_Task description_. The required answer is each line in the entries below where "name" occurs.
━━━
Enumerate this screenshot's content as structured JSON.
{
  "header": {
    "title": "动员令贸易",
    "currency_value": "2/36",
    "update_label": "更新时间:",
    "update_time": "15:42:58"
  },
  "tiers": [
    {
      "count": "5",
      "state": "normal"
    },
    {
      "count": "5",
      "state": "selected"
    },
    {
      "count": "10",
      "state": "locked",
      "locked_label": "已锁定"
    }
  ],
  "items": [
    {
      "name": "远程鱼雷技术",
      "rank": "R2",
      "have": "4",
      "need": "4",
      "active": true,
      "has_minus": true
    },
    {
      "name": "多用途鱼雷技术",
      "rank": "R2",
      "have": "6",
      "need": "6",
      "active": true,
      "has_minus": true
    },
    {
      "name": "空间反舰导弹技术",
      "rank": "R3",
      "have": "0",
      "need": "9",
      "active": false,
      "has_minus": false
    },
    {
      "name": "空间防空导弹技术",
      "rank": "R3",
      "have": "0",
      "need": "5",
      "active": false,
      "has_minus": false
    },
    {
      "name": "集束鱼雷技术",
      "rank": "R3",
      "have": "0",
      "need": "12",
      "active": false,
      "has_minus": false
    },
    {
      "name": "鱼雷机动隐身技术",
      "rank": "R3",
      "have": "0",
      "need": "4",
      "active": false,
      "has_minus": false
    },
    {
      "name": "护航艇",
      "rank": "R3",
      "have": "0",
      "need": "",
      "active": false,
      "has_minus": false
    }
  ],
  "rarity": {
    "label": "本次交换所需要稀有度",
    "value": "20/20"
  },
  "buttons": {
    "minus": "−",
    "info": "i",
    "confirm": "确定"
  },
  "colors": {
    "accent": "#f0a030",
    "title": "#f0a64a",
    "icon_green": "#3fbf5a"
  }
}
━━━
_Answer space_.
      "name": "远程鱼雷技术",
      "name": "多用途鱼雷技术",
      "name": "空间反舰导弹技术",
      "name": "空间防空导弹技术",
      "name": "集束鱼雷技术",
      "name": "鱼雷机动隐身技术",
      "name": "护航艇",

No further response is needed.